= Beginning of Section =

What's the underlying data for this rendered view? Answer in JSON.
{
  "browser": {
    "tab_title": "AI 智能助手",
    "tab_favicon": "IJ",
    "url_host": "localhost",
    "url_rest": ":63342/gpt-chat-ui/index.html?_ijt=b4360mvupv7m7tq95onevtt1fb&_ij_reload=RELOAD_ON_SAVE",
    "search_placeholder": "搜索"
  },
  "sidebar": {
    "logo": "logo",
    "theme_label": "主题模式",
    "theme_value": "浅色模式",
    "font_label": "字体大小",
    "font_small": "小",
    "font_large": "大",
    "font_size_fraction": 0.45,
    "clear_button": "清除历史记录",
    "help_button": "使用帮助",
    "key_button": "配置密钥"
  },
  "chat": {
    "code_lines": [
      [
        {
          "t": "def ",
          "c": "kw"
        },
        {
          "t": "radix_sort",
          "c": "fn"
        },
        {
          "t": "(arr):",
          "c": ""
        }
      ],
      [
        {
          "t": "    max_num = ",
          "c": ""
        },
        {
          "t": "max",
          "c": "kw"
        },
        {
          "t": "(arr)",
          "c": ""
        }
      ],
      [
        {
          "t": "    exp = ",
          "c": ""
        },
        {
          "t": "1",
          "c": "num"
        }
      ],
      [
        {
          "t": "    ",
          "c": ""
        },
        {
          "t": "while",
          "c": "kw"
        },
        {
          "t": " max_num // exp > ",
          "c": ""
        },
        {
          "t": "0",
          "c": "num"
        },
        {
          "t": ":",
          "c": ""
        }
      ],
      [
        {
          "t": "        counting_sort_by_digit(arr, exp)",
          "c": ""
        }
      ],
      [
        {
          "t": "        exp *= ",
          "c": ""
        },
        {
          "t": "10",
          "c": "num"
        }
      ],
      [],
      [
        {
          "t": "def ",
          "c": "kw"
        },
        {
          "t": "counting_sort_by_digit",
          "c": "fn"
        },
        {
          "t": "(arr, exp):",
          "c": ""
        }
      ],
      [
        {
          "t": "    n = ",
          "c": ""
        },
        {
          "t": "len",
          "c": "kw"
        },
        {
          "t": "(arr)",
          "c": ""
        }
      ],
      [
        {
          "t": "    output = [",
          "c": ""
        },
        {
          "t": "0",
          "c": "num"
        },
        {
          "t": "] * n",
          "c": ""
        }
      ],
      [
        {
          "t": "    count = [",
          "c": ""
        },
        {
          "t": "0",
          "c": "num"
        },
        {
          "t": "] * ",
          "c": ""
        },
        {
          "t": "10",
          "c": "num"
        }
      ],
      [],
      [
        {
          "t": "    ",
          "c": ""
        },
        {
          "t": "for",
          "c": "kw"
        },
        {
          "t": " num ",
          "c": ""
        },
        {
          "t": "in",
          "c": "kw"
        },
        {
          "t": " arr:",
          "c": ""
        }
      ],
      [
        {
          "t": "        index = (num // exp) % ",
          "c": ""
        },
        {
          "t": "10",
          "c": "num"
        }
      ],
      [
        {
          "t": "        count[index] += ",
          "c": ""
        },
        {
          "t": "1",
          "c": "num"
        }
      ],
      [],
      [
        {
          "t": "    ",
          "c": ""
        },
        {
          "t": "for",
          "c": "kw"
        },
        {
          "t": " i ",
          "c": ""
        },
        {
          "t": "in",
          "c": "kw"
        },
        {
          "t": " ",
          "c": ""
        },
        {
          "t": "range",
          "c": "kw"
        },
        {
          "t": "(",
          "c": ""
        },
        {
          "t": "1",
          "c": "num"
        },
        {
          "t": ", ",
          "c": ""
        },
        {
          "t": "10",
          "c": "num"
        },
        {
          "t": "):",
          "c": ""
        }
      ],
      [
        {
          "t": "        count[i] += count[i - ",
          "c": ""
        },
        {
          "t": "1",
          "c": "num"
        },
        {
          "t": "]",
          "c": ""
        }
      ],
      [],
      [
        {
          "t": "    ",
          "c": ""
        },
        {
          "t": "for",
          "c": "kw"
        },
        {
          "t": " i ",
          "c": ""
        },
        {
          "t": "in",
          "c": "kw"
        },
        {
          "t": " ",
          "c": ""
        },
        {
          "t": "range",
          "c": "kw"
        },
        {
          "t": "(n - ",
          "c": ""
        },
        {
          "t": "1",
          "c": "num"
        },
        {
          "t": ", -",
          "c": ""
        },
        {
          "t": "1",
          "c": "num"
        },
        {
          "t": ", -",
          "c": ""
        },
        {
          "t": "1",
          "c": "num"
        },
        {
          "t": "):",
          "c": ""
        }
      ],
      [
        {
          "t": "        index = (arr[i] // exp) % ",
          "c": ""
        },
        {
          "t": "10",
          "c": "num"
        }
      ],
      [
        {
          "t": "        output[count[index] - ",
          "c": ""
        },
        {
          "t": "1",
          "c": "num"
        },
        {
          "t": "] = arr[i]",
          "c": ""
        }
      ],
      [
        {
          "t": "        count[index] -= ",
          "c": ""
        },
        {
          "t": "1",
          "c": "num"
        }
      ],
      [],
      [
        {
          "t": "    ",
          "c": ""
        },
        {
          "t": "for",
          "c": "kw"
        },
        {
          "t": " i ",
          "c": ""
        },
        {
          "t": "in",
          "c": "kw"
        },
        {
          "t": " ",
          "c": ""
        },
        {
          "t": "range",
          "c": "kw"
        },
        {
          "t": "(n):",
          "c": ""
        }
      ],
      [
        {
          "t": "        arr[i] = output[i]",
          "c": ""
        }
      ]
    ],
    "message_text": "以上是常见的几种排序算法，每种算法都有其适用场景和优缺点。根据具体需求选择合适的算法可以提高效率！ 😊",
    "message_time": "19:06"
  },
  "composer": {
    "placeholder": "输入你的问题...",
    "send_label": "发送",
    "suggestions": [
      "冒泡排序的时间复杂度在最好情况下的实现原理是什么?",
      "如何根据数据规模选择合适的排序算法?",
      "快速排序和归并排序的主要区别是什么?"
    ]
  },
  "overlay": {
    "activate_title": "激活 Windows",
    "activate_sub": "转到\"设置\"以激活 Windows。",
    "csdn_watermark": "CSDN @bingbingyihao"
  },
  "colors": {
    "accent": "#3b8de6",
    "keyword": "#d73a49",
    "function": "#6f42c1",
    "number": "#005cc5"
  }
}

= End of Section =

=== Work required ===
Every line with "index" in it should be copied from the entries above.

=== Solution to this task ===
    "url_rest": ":63342/gpt-chat-ui/index.html?_ijt=b4360mvupv7m7tq95onevtt1fb&_ij_reload=RELOAD_ON_SAVE",
          "t": "        index = (num // exp) % ",
          "t": "        count[index] += ",
          "t": "        index = (arr[i] // exp) % ",
          "t": "        output[count[index] - ",
          "t": "        count[index] -= ",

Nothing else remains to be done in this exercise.